= Problem statement =
Filter the data for "value" and copy matching lines.

= Dataset excerpts =
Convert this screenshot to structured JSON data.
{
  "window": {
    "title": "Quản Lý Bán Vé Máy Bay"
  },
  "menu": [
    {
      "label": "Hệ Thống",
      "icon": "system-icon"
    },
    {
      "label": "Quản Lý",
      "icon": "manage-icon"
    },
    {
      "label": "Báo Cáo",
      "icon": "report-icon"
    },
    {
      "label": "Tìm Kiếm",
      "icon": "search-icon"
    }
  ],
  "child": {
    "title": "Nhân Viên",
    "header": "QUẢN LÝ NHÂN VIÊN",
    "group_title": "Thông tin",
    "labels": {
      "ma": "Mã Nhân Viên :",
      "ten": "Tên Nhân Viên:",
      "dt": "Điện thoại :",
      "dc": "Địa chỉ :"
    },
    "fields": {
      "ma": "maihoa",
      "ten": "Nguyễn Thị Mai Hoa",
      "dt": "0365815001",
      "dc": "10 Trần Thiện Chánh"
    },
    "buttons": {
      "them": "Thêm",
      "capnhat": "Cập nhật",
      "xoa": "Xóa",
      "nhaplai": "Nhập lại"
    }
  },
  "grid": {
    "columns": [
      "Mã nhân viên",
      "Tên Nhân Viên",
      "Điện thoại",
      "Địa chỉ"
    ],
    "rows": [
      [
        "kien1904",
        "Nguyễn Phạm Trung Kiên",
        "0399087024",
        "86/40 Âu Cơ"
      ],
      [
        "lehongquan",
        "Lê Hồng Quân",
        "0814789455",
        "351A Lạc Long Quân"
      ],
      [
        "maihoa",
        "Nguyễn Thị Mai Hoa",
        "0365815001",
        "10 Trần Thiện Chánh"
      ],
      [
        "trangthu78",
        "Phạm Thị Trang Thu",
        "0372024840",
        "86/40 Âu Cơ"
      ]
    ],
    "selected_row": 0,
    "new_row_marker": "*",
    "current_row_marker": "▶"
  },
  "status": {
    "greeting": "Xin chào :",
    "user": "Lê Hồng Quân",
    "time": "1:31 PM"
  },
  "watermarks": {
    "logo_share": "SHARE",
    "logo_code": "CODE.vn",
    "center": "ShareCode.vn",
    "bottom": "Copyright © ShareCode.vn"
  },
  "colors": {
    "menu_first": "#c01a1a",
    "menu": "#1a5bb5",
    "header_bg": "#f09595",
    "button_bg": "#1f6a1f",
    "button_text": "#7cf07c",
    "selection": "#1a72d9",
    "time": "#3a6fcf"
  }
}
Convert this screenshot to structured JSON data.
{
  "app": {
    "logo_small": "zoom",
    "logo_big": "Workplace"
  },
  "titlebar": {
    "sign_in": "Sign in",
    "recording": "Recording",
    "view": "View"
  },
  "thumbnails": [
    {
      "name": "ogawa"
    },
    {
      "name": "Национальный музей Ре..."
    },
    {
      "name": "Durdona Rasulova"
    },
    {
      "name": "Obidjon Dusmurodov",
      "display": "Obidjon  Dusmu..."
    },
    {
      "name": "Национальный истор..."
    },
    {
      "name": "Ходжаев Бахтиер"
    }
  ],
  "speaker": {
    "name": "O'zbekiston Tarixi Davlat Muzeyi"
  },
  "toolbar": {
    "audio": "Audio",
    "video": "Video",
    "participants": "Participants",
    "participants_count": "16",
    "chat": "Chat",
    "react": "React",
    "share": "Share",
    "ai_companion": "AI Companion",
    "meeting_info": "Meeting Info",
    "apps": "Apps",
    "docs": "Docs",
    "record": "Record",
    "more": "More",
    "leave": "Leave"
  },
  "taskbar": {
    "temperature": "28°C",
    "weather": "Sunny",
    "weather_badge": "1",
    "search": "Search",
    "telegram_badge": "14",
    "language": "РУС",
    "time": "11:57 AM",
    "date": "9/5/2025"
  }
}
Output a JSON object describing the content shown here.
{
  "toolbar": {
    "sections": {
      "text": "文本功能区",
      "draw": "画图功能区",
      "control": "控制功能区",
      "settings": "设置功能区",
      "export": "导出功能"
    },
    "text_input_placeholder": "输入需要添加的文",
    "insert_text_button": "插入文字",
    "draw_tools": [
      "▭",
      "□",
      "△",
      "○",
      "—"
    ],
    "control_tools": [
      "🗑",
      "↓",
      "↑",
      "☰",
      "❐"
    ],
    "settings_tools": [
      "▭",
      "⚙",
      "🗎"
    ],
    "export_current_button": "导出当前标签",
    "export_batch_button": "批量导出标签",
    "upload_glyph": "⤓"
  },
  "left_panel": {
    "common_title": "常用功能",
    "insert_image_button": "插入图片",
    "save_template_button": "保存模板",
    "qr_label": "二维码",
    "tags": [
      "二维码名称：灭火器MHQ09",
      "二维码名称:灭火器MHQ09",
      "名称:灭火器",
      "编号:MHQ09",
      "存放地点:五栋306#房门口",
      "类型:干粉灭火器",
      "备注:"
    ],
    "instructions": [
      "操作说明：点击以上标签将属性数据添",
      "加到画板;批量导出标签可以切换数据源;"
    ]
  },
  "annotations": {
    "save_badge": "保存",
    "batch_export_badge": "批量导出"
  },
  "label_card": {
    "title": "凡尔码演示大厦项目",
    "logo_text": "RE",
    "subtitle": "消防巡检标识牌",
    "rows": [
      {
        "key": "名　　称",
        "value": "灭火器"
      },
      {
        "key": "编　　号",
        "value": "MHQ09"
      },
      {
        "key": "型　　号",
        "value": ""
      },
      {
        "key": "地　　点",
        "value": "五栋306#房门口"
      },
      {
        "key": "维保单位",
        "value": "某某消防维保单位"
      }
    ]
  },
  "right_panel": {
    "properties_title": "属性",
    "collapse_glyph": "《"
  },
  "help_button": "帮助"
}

= Written reply =
        "value": "灭火器"
        "value": "MHQ09"
        "value": ""
        "value": "五栋306#房门口"
        "value": "某某消防维保单位"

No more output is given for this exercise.